the Frescoes, the Caravanserai, the Unexplored Mansion, the Temple Tomb, the House of the High Priest, and the South Mansion. Knossos was connected to other Cretan centers by paved roads.

Elsewhere in the Mediterranean basin, grand buildings, domestic or otherwise, adhered to a formal axiality of plan that allowed direct and easy movement through them; they seem to have been thought of as maps or patterns on the ground that were simply extruded to form space. By contrast, the Palace of Minos was quite clearly conceived in terms of space. There were intriguing changes in floor level. Some rooms were narrow (perhaps as a result of the building materials used); others were wide with central columns. Some were comparatively low; others soared through two stories. Some were windowless and dim; others were lit from above or through light wells. Some were enclosed; others could be opened by means of movable partitions so that fresh air could circulate. A network of conduits, pipes, and drains supplied running water for bathrooms (there was even a flush toilet in the queen’s apartment)—a sanitation system that would not be seen again in Europe for 4,000 years. This spatial and technological experimentation was enhanced and enlivened by a celebration of color and decoration. Frescoes adorned the gypsum-faced walls with informal, vivacious scenes in an explosion of deep red, ochre, green, and blue. In the gateway there was a procession of marching youths bearing offerings; in the throne room, a frieze of griffins in a forest; and in the queen’s apartment, fish, coral, and frolicking dolphins. Other recurrent themes included the bull and the dangerous Minoan sport of bull leaping. The distinctive downward-tapering Minoan columns, owing their shape to that of the cypress trees of which they were made, were plastered and painted red or black.

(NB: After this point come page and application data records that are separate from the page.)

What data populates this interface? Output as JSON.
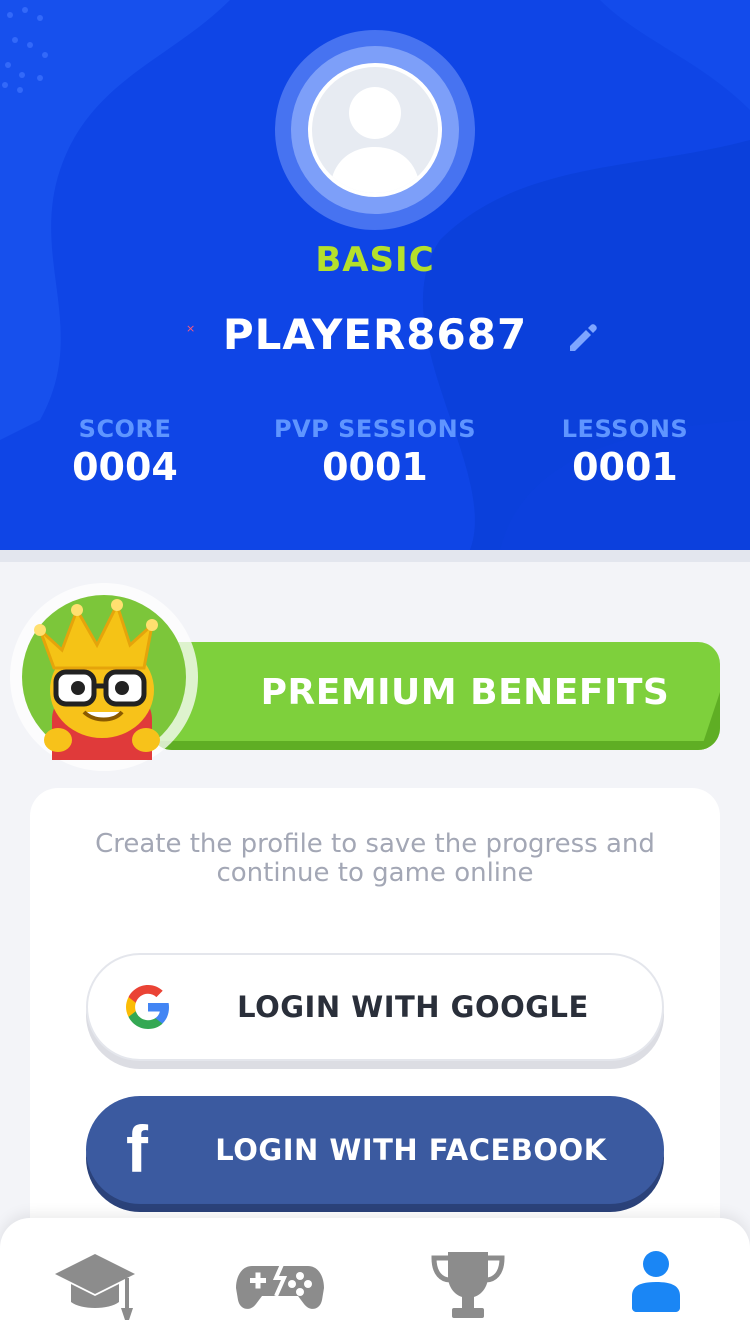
{
  "profile": {
    "tier": "BASIC",
    "player_name": "PLAYER8687",
    "tier_color": "#b5e02b"
  },
  "stats": [
    {
      "label": "SCORE",
      "value": "0004"
    },
    {
      "label": "PVP SESSIONS",
      "value": "0001"
    },
    {
      "label": "LESSONS",
      "value": "0001"
    }
  ],
  "premium": {
    "label": "PREMIUM BENEFITS",
    "color": "#7ed03c"
  },
  "login_card": {
    "message": "Create the profile to save the progress and continue to game online",
    "google_label": "LOGIN WITH GOOGLE",
    "facebook_label": "LOGIN WITH FACEBOOK",
    "facebook_color": "#3b5aa0"
  },
  "nav": {
    "items": [
      {
        "icon": "graduation-cap-icon",
        "active": false
      },
      {
        "icon": "gamepad-icon",
        "active": false
      },
      {
        "icon": "trophy-icon",
        "active": false
      },
      {
        "icon": "user-icon",
        "active": true
      }
    ],
    "active_color": "#1a86f5",
    "inactive_color": "#8c8c8c"
  },
  "colors": {
    "header_bg": "#0f45e6",
    "page_bg": "#f3f4f8"
  }
}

The Palace of Minos was partly damaged by earthquakes in about 1600 b.c. and again around 1500. Real disaster struck in the mid–fifteenth century b.c. when Santorini exploded, sending devastating shocks and tidal waves throughout the region. Soon after, Mycenaean raiding parties from the Greek mainland—perhaps Athenians under the legendary Theseus—overthrew Minoan domination of the Aegean. The other palaces were left deserted, but the invaders rebuilt Knossos and occupied it as their seat of government until about 1380 b.c., perhaps even longer. After about 1000 b.c. it was subjugated by the Dorians, and it became a Roman colony in the third century b.c. Surviving as a city well into the Christian era, Knossos later became the see of a bishop. During the Middle Ages it was reduced to a small village named Makrys Toihos.

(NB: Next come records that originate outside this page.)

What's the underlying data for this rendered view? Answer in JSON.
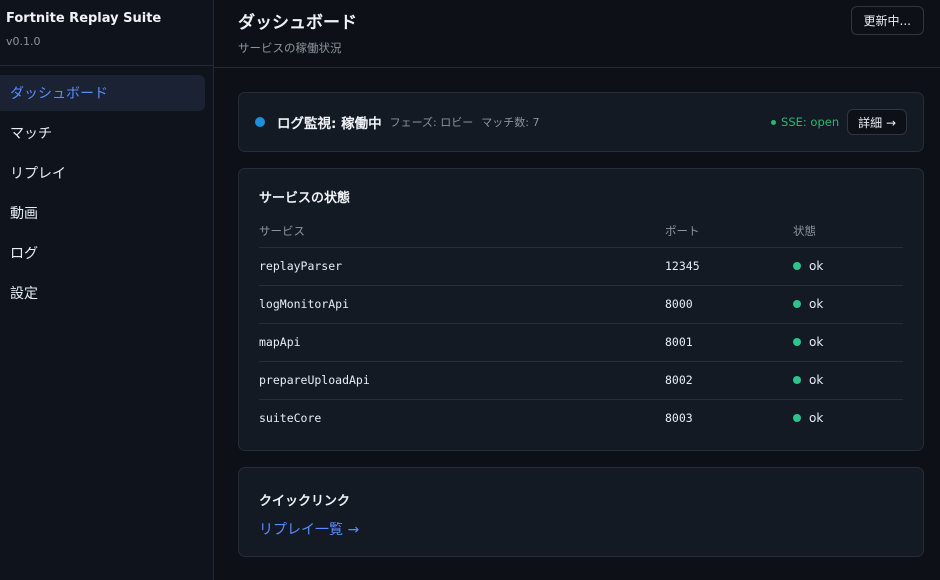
{
  "app": {
    "title": "Fortnite Replay Suite",
    "version": "v0.1.0"
  },
  "nav": {
    "items": [
      {
        "label": "ダッシュボード",
        "active": true
      },
      {
        "label": "マッチ"
      },
      {
        "label": "リプレイ"
      },
      {
        "label": "動画"
      },
      {
        "label": "ログ"
      },
      {
        "label": "設定"
      }
    ]
  },
  "header": {
    "title": "ダッシュボード",
    "subtitle": "サービスの稼働状況",
    "refresh_label": "更新中..."
  },
  "monitor": {
    "title": "ログ監視: 稼働中",
    "phase": "フェーズ: ロビー",
    "match_count": "マッチ数: 7",
    "sse": "SSE: open",
    "detail_label": "詳細 →",
    "status_color": "#1f8fdb"
  },
  "services": {
    "title": "サービスの状態",
    "columns": [
      "サービス",
      "ポート",
      "状態"
    ],
    "rows": [
      {
        "name": "replayParser",
        "port": "12345",
        "status": "ok"
      },
      {
        "name": "logMonitorApi",
        "port": "8000",
        "status": "ok"
      },
      {
        "name": "mapApi",
        "port": "8001",
        "status": "ok"
      },
      {
        "name": "prepareUploadApi",
        "port": "8002",
        "status": "ok"
      },
      {
        "name": "suiteCore",
        "port": "8003",
        "status": "ok"
      }
    ],
    "ok_color": "#2bc48a"
  },
  "quick_links": {
    "title": "クイックリンク",
    "replay_link": "リプレイ一覧 →"
  },
  "colors": {
    "accent": "#5b8cff",
    "sse": "#2bb673"
  }
}
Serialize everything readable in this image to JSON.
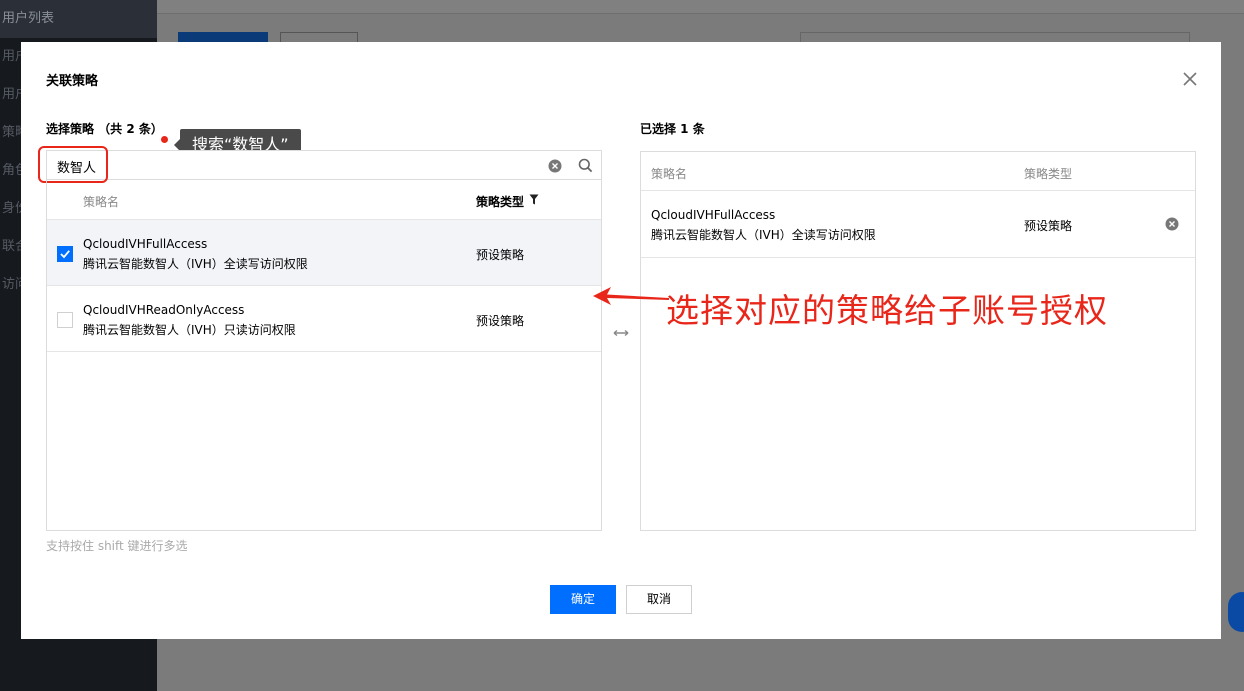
{
  "background": {
    "sidebar_items": [
      "用户列表",
      "用户",
      "用户",
      "策略",
      "角色",
      "身份",
      "联合",
      "访问"
    ]
  },
  "modal": {
    "title": "关联策略",
    "left": {
      "label": "选择策略 （共 2 条）",
      "search_value": "数智人",
      "col_name": "策略名",
      "col_type": "策略类型",
      "rows": [
        {
          "name": "QcloudIVHFullAccess",
          "desc": "腾讯云智能数智人（IVH）全读写访问权限",
          "type": "预设策略",
          "checked": true
        },
        {
          "name": "QcloudIVHReadOnlyAccess",
          "desc": "腾讯云智能数智人（IVH）只读访问权限",
          "type": "预设策略",
          "checked": false
        }
      ],
      "hint": "支持按住 shift 键进行多选"
    },
    "right": {
      "label": "已选择 1 条",
      "col_name": "策略名",
      "col_type": "策略类型",
      "rows": [
        {
          "name": "QcloudIVHFullAccess",
          "desc": "腾讯云智能数智人（IVH）全读写访问权限",
          "type": "预设策略"
        }
      ]
    },
    "confirm_label": "确定",
    "cancel_label": "取消"
  },
  "annotations": {
    "tooltip": "搜索“数智人”",
    "callout": "选择对应的策略给子账号授权",
    "color": "#e8261a"
  },
  "colors": {
    "primary": "#006eff",
    "overlay": "#7b7b7b",
    "sidebar": "#16191e"
  }
}
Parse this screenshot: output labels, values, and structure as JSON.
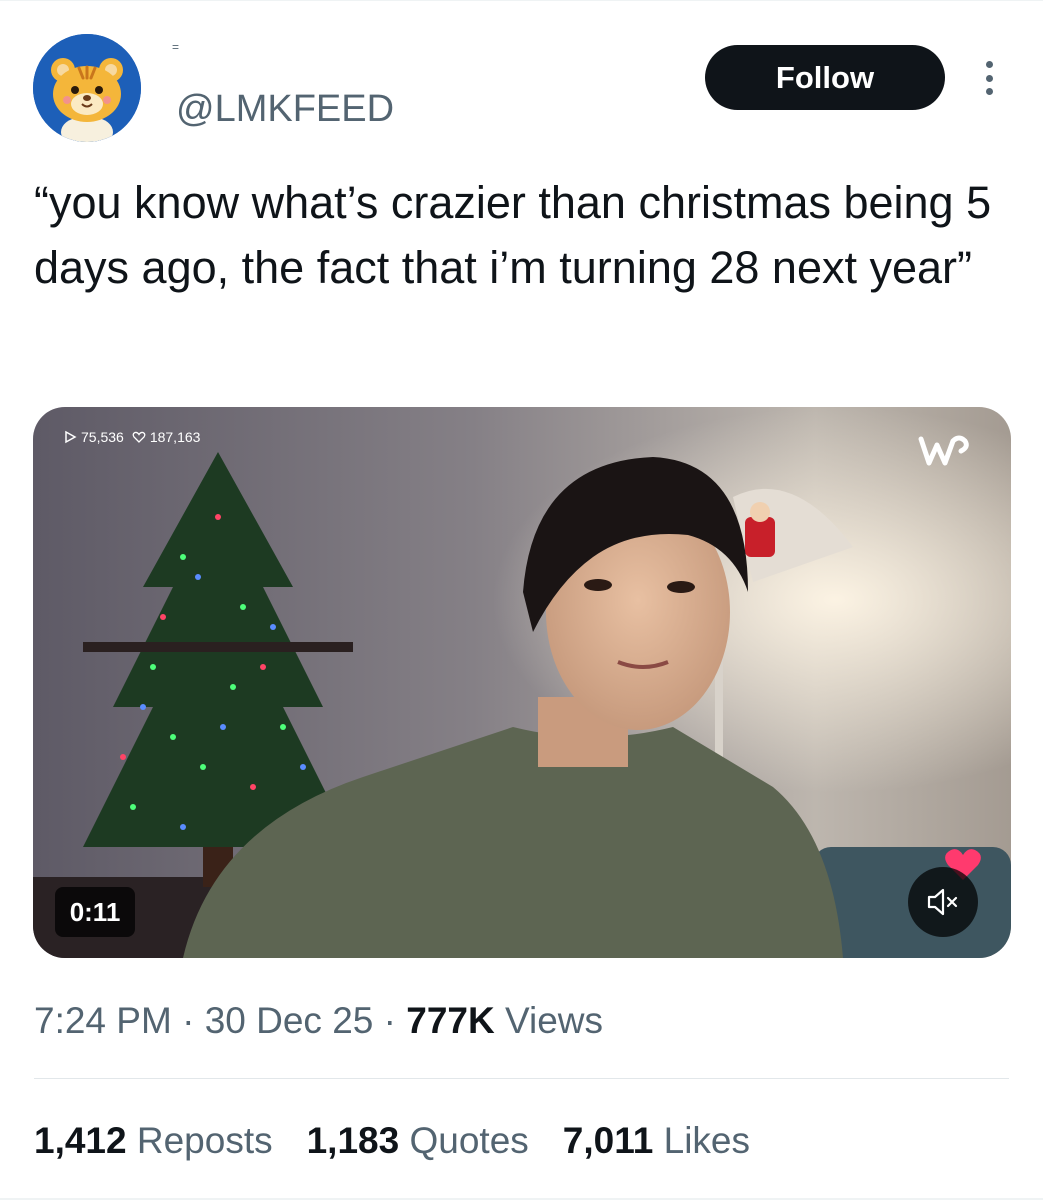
{
  "tweet": {
    "display_name": "=",
    "handle": "@LMKFEED",
    "follow_label": "Follow",
    "text": "“you know what’s crazier than christmas being 5 days ago, the fact that i’m turning 28 next year”"
  },
  "media": {
    "stats_plays": "75,536",
    "stats_likes": "187,163",
    "duration": "0:11",
    "watermark": "w"
  },
  "meta": {
    "time": "7:24 PM",
    "date": "30 Dec 25",
    "views_count": "777K",
    "views_label": "Views",
    "separator": "·"
  },
  "engagement": {
    "reposts_count": "1,412",
    "reposts_label": "Reposts",
    "quotes_count": "1,183",
    "quotes_label": "Quotes",
    "likes_count": "7,011",
    "likes_label": "Likes"
  },
  "colors": {
    "text_primary": "#0f1419",
    "text_secondary": "#536471",
    "follow_button": "#0f1419",
    "avatar_bg": "#1d5fb8"
  }
}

The Cretan antiquarian Minos Kalokairinos uncovered part of the palace’s west wing in 1878. Many tried to extend the excavations, but because the land was then privately owned they were forced to discontinue. When Crete achieved independence in 1898, its antiquities became state property, and two years later Evans initiated systematic excavation. By the end of 1903 almost the entire palace had been exposed. Work continued until 1912, extending the dig to adjacent areas of the ancient city, and was again resumed in 1922–1931. Evans has been criticized by some scholars for the speculative nature of some of his restoration, the accuracy of which has rightly been questioned. After 1941 responsibility for the excavations passed to the British School of Archaeology, and since 1952 conservation work has continued in conjunction with the Greek Archaeological Service.

Further reading

Castleden, Rodney. 1990. The Knossos Labyrinth: A New View of the “Palace of Minos” at Knossos. London: Routledge.

Graham, J. Walter. 1987. The Palaces of Crete. Princeton: Princeton University Press.

Hood, Sinclair, and William Taylor. 1981. The Bronze Age Palace at Knossos: Plan and Sections. London: Thames and Hudson.

Panama Canal


The Panama Canal, completed in 1914, is a 50.7-mile (81.6-kilometer) passageway through the Isthmus of Panama, connecting Cristobal on the Atlantic coast and Balboa on the Pacific at the narrowest point of the landmass of the Americas. By navigating its three locks, each of which raises or lowers them 85 feet (26 meters), ships can move from ocean to ocean in about twenty-four hours; that saves the several days needed to sail the many thousands of miles around South America. The Panama Canal has been